Sen. Mike Lee (R-UT): The data don't lie and the impact that people feel on this is unmistakable. What progressives might not like this because they don't like it when we're not expanding government, when we're not increasing taxes in the aggregate. But the fact is we made the American people better off as a result of this. And nowhere is that more clear than among America's hardworking families. Moms and dads who need this child tax credit and have received it due to this bill.
Guy Benson: Senator Lee, last week I had you on TV when I was filling in for Kennedy on Fox Business we talked about a quote from Larry Kudlow, a guy that I really like, but he's working with the president right now. So he said look the deficits are trillion dollars but I'm not too concerned about that at this moment. Something that I don't think he would have said necessarily in the past and a lot of Republicans seem to be sort of chill about the debt and the deficits these days because it's Trump but it's not Obama any more so the talking point has withered on the vine for a lot of people. Rush Limbaugh, a very influential talk show host, saying that whole fiscal conservatism thing the libertarian debt stuff that's that's over, no one really cares about that. I wonder what your response is when you hear that type of rhetoric coming from conservatives.
Sen. Mike Lee (R-UT): It scares me and one of the reasons it scares me is because things like this are easy to ignore. When our treasury yield rates the rate at which we've had to pay interest on our national debt is at an all time historic low. The reason why our interest payment right now is is not that different than it was 20 years ago, when our national debt was one sixth to one seventh of its current size. This part is not gonna last forever, Guy. Sooner or later, the Treasury yield rates are going to creep up to their historic average and as soon as that happens we'll be paying a trillion a year in interest in a very short period of time. The difference between what we're paying now and what we'll be paying then is more than our defense budget. That's scary.

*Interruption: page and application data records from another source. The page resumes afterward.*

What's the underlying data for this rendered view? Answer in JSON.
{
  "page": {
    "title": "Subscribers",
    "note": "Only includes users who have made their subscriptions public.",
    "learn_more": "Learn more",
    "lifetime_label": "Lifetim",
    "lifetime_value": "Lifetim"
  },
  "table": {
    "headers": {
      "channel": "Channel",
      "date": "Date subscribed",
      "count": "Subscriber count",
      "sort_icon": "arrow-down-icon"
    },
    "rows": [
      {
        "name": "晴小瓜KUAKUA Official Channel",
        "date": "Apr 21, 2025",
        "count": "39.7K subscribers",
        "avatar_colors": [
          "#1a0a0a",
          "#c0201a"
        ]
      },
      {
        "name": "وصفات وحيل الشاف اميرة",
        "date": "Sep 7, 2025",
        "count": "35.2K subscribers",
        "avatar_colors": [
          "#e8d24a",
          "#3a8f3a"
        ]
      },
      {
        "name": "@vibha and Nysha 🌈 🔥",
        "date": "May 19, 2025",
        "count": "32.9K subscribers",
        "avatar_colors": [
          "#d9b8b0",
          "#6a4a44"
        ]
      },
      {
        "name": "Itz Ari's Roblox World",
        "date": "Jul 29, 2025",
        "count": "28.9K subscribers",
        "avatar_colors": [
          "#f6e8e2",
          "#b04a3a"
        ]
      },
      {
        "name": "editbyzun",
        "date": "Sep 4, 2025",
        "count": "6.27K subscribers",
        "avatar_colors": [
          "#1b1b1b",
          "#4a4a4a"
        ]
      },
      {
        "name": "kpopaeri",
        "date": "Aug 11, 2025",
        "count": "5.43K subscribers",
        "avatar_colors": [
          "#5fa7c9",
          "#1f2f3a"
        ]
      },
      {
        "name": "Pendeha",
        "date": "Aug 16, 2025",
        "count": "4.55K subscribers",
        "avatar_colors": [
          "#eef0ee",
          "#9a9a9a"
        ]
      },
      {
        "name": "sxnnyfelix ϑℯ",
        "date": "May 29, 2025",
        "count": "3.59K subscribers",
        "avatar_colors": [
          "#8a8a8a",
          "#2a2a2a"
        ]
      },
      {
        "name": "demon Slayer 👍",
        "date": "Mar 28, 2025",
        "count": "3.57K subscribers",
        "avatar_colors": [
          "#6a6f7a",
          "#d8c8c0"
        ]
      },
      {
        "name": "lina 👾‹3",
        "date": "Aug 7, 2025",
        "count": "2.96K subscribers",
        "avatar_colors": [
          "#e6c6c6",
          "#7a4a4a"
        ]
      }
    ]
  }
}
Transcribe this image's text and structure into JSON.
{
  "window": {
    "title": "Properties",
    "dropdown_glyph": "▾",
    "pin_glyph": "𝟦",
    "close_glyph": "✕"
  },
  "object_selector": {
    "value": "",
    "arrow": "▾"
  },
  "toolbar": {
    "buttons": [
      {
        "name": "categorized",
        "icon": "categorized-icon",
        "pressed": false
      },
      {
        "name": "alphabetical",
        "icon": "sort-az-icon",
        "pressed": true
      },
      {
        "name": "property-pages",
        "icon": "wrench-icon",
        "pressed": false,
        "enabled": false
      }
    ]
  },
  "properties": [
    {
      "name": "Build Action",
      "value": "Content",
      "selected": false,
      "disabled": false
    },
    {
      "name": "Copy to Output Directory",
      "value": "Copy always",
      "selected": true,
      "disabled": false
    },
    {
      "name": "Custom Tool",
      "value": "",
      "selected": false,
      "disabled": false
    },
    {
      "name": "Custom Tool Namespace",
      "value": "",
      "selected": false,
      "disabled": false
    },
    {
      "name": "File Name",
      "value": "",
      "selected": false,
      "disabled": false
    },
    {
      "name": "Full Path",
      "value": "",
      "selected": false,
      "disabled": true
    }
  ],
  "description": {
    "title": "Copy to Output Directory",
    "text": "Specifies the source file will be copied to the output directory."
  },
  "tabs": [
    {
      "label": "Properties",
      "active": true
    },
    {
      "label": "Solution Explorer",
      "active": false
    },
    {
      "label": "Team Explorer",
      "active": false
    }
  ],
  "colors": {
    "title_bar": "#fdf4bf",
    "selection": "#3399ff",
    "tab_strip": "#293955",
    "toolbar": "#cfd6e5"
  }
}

Guy Benson: Yeah, no it is. It's frightening.
Sen. Mike Lee (R-UT): Especially that America's poor middle class and that to everyone that conservatives and otherwise.
Guy Benson: It is unsustainable. And again, the data and the math, it's-- you know you can't, it's just reality whether you want to kick it down the pike a little further or not it is reality. Senator, 30 seconds left. Elevator Pitch, tell us about "Our Lost Declaration," your book.

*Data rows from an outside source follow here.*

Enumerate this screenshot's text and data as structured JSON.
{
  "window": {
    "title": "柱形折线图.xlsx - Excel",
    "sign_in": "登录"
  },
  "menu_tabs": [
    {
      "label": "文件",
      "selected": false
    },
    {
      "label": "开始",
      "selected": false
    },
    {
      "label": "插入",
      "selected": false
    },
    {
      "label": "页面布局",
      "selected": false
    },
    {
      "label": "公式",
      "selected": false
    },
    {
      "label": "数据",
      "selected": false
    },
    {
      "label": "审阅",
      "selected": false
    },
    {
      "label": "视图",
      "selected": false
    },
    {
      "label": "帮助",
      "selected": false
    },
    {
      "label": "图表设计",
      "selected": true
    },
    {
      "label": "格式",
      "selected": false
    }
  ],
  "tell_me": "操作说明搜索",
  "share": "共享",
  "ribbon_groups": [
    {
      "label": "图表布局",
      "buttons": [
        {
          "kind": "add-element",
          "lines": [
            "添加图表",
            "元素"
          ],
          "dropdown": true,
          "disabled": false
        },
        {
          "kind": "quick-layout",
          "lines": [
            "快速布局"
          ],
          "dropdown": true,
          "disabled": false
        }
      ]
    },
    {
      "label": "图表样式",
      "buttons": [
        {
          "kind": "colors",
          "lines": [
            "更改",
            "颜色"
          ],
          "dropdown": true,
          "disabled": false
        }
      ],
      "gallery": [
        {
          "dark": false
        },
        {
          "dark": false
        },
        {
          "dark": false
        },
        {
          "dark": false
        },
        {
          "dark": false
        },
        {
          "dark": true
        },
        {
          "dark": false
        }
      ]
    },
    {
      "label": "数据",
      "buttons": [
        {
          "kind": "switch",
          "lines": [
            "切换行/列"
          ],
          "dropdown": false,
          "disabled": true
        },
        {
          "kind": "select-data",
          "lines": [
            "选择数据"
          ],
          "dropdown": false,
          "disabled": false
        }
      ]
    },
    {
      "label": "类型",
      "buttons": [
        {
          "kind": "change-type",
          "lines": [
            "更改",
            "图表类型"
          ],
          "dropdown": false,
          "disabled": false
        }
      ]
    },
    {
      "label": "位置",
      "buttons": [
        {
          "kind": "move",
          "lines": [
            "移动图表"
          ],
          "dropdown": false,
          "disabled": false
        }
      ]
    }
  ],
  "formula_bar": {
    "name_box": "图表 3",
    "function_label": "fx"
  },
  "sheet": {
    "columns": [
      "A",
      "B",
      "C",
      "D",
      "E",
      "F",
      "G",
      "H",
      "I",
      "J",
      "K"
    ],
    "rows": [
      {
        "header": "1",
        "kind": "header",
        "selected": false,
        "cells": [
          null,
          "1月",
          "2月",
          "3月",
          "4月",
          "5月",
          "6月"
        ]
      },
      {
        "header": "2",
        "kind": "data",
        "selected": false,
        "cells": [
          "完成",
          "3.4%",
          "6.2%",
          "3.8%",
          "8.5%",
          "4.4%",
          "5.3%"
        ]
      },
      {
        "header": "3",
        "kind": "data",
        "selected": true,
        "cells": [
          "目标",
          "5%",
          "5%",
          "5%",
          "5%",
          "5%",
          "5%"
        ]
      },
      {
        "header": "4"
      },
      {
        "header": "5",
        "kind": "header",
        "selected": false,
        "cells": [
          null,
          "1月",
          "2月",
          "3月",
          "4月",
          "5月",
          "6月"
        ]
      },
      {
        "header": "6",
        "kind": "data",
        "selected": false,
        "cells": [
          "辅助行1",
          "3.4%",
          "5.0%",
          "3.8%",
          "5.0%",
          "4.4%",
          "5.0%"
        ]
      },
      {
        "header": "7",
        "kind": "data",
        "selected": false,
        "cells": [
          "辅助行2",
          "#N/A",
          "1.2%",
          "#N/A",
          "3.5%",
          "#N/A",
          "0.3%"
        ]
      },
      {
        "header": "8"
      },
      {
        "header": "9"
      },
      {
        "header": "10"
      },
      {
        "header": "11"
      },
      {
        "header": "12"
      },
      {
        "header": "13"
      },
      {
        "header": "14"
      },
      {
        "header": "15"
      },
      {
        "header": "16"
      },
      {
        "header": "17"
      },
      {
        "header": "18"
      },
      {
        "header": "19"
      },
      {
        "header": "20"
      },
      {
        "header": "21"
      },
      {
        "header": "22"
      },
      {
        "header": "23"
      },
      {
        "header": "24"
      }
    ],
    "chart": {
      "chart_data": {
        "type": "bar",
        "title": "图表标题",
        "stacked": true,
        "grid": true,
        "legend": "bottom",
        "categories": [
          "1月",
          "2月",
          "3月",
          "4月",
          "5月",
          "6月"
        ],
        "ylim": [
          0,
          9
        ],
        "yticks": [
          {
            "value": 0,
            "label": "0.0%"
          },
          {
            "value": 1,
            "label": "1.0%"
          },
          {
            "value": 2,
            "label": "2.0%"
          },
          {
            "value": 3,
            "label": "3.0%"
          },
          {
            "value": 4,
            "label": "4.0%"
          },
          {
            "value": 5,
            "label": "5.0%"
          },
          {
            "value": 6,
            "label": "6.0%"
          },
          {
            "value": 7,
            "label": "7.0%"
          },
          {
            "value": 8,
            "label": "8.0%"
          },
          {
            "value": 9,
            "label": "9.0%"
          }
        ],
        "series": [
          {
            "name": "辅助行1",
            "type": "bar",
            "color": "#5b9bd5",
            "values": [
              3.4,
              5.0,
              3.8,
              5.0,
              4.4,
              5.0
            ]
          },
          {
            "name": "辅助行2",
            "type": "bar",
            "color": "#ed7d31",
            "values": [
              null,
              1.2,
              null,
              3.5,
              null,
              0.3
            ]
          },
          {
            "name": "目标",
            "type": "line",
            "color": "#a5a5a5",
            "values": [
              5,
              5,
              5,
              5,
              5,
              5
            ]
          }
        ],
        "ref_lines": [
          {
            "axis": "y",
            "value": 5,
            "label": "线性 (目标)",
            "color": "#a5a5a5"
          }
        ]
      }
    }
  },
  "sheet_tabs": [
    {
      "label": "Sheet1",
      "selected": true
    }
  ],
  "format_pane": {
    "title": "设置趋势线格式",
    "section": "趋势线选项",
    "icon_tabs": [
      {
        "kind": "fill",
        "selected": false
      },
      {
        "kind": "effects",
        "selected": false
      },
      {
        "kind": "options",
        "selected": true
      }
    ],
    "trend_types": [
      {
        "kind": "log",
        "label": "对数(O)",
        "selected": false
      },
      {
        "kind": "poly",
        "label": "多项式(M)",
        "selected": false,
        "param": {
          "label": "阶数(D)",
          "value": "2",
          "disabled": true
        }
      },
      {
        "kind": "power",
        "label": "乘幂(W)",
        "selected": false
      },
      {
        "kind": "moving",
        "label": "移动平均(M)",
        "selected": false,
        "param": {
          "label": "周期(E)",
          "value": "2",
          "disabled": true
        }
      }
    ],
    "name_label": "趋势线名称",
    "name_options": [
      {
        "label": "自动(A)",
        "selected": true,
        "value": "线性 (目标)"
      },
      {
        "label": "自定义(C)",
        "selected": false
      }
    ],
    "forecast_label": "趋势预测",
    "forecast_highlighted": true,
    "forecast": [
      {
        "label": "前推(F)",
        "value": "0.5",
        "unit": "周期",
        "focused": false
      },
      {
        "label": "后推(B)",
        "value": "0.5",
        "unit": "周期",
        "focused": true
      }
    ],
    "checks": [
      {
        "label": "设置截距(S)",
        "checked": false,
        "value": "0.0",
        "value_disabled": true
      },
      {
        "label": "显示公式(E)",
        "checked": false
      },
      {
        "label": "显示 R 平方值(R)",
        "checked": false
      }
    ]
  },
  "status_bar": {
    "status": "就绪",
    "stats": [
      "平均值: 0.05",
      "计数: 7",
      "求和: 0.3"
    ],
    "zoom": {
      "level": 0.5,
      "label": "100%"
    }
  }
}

Sen. Mike Lee (R-UT): I wrote "Our Lost Declaration" because so many young people today don't have a basic understanding of how this country was founded. The deep state is just the latest example of how a group of large unelected people can control our lives and our choices. America was born out of this fight against the massive unaccountable central government. The Boston Tea Party was after all a fight against unfair and overly punitive taxation and that fight still goes on today. I tell the stories of how this happened and the miracle that occurred in 1776 in our lost declaration. It makes a great gift for anyone wanting to share this story with their children or their grandchildren.
Guy Benson: "Our Lost Declaration: America's Fight Against Tyranny from King George to the Deep State." Senator Mike Lee is the author and my guest here on the Guy Benson Show. We love having you and we look forward to next time.

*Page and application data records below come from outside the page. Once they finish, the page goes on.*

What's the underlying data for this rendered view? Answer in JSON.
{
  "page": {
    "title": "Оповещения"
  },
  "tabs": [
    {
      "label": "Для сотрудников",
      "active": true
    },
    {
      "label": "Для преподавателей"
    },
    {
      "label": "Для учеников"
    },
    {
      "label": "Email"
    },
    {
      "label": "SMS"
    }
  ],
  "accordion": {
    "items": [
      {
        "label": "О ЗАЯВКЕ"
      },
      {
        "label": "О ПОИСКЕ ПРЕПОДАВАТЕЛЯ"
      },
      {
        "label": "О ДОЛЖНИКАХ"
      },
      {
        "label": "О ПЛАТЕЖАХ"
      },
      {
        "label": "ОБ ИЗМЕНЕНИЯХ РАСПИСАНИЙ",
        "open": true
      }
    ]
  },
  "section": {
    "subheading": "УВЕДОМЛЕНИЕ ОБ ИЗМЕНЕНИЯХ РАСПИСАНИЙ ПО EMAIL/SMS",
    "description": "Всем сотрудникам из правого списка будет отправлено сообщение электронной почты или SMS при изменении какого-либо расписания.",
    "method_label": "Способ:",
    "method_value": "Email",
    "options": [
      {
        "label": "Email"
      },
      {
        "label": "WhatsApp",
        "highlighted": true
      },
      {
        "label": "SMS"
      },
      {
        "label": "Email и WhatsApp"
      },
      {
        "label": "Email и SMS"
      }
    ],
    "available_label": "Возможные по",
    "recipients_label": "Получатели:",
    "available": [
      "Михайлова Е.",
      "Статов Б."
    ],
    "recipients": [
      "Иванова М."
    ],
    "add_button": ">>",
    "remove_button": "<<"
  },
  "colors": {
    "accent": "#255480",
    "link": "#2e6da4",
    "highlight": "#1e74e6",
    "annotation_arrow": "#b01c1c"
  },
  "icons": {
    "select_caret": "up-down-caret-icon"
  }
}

Sen. Mike Lee (R-UT): You're the best. Thanks so much.
Guy Benson: Thank you Senator. And we'll be right back.